First detected last year in the United Kingdom, the variant was identified in specimens from five residents of four Twin Cities metro area counties, according to an announcement by the Minnesota Department of Health.
The variant strain is not thought to be more virulent than those that have been widely circulating in Minnesota, Kris Ehresmann, the state's director of infectious diseases, said in a statement. But Ehresmann said the prospect of a more contagious variant underscores the importance of slowing the spread by wearing masks, maintaining social distance and quarantining if exposed to a positive case.
"It's important to note that this variant strain of the virus has been found in other states in the U.S., so we were expecting to find the virus in Minnesota. Knowing that it is now here does not change our current public health recommendations," state epidemiologist Ruth Lynfield said in a statement Saturday.
"While it is thought to be more easily spread from one person to another, it has not been found to cause more serious disease," she added. "With RNA viruses, like SARS-CoV-2, the virus that causes COVID-19, it is not unexpected to see new, more successful strains emerge."
The variant strain of SARS-CoV-2 was first detected in the United Kingdom in September and has been found around the world. The Centers for Disease Control and Prevention (CDC) says 63 cases of the variant strain have been found in eight states as of Jan. 8.
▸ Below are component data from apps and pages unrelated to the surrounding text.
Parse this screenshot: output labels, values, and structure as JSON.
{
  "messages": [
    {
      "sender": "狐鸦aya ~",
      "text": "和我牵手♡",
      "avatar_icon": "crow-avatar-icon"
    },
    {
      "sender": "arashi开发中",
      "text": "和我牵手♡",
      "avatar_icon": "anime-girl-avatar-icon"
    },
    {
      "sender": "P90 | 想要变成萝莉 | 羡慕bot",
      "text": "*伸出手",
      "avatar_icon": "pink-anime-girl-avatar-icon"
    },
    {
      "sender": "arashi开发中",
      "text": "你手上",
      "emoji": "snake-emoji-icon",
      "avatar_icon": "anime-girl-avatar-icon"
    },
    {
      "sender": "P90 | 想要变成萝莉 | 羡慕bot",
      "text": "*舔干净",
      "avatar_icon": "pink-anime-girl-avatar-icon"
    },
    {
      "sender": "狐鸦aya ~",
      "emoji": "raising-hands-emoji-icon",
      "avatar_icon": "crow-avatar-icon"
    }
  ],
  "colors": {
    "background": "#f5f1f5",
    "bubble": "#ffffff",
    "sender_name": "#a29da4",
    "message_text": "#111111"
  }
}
Its arrival in Minnesota is not surprising, but it is troubling since it raises the potential for more spread, said Michael Osterholm of the Center for Infectious Disease Research and Policy at the University of Minnesota.
"It should be a red alert to localities that this variant is now here, and we have to be even more concerned about its potential to cause more infections and what that will do to our health care system," Osterholm said. "This will just add to the capacity challenges we've already had."
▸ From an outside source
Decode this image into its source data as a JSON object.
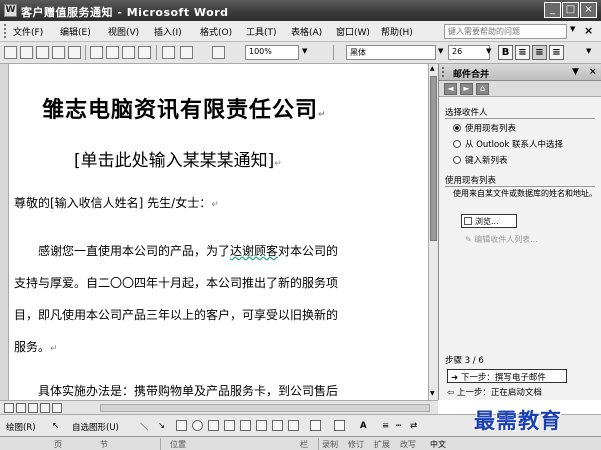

One report released last week suggested the variant is 37% more infectious than more common strains, said Dr. David Boulware, an infectious disease specialist at the University of Minnesota. The absolute difference in rates was just 4.2 percentage points — among those infected with the variant, 15.6% of contacts tested positive, Boulware said, whereas people infected with more common strains passed it to 11.4% of contacts.
"The best way to prevent exposure to the B117 variant is to minimize close contact to other people not in your household," he wrote in an e-mail.
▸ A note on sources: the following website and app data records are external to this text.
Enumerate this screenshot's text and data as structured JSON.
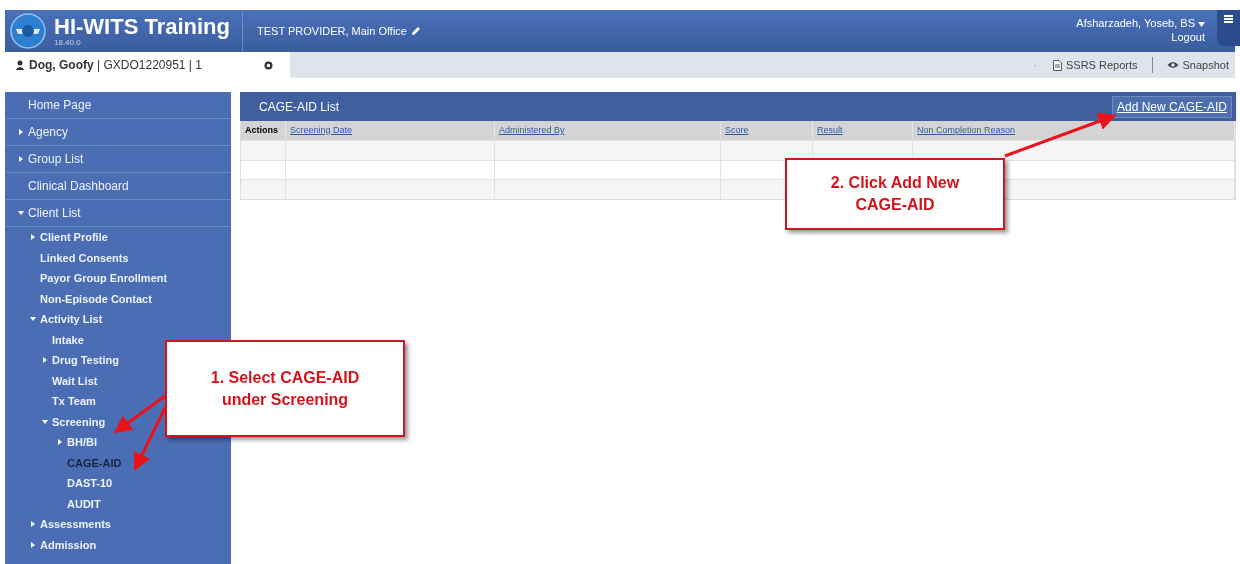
{
  "header": {
    "app_title": "HI-WITS Training",
    "version": "18.40.0",
    "provider": "TEST PROVIDER, Main Office",
    "user": "Afsharzadeh, Yoseb, BS",
    "logout": "Logout"
  },
  "client_tab": {
    "name": "Dog, Goofy",
    "details": " | GXDO1220951 | 1",
    "selected": true
  },
  "toolbar": {
    "dot": "·",
    "links": [
      "SSRS Reports",
      "Snapshot"
    ]
  },
  "sidebar": {
    "items": [
      {
        "label": "Home Page",
        "selected": false
      },
      {
        "label": "Agency",
        "selected": false,
        "expanded": false
      },
      {
        "label": "Group List",
        "selected": false,
        "expanded": false
      },
      {
        "label": "Clinical Dashboard",
        "selected": false
      },
      {
        "label": "Client List",
        "selected": false,
        "expanded": true,
        "children": [
          {
            "label": "Client Profile",
            "selected": false,
            "expanded": false
          },
          {
            "label": "Linked Consents",
            "selected": false
          },
          {
            "label": "Payor Group Enrollment",
            "selected": false
          },
          {
            "label": "Non-Episode Contact",
            "selected": false
          },
          {
            "label": "Activity List",
            "selected": false,
            "expanded": true,
            "children": [
              {
                "label": "Intake",
                "selected": false
              },
              {
                "label": "Drug Testing",
                "selected": false,
                "expanded": false
              },
              {
                "label": "Wait List",
                "selected": false
              },
              {
                "label": "Tx Team",
                "selected": false
              },
              {
                "label": "Screening",
                "selected": false,
                "expanded": true,
                "children": [
                  {
                    "label": "BH/BI",
                    "selected": false,
                    "expanded": false
                  },
                  {
                    "label": "CAGE-AID",
                    "selected": true
                  },
                  {
                    "label": "DAST-10",
                    "selected": false
                  },
                  {
                    "label": "AUDIT",
                    "selected": false
                  }
                ]
              }
            ]
          },
          {
            "label": "Assessments",
            "selected": false,
            "expanded": false
          },
          {
            "label": "Admission",
            "selected": false,
            "expanded": false
          }
        ]
      }
    ]
  },
  "panel": {
    "title": "CAGE-AID List",
    "action": "Add New CAGE-AID",
    "table": {
      "columns": [
        {
          "label": "Actions",
          "kind": "plain"
        },
        {
          "label": "Screening Date",
          "kind": "sortable"
        },
        {
          "label": "Administered By",
          "kind": "sortable"
        },
        {
          "label": "Score",
          "kind": "sortable"
        },
        {
          "label": "Result",
          "kind": "sortable"
        },
        {
          "label": "Non Completion Reason",
          "kind": "sortable"
        }
      ],
      "rows": [
        {
          "kind": "blank"
        },
        {
          "kind": "blank"
        },
        {
          "kind": "blank"
        }
      ]
    }
  },
  "annotations": [
    {
      "text": "1. Select CAGE-AID under Screening"
    },
    {
      "text": "2. Click Add New CAGE-AID"
    }
  ]
}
The five Minnesotans with the variant range in age from 15 to 37, according to the Health Department, and the onset of their illness ranged from Dec. 16 to Dec. 31. Health officials believe none of those infected with the strain has been hospitalized.
Two of the cases reported international travel, the Health Department said, and one did not. Travel histories weren't yet known for the others. Health officials say they are re-interviewing those who tested positive for the variant strain to better understand how they might have been exposed to it and learn more about their close contacts.
Preliminary studies have suggested that new vaccines against COVID-19 are effective against the variant strain, Ehresmann said.
"Whether this new strain infects more people will be determined to a large degree by how rigorously we all practice those protective measures that are so important," Lynfield said. "Getting as many people vaccinated as possible will also be critical in the control of the spread of this variant and the emergence of other variants."
Earlier Saturday, health officials reported the statewide tally for vaccines administered jumped significantly by more than 15,000 in the latest data release, for a total 119,744 doses so far. State officials have said reporting delays mean daily figures understate the total for doses administered; the count doesn't include vaccinations at federal facilities that have their own supplies.
Four of the variant strain cases in Minnesota were identified through the state's public health laboratory, and one was identified through the CDC. The results were confirmed on Saturday.
Christopher Snowbeck • 612-673-4744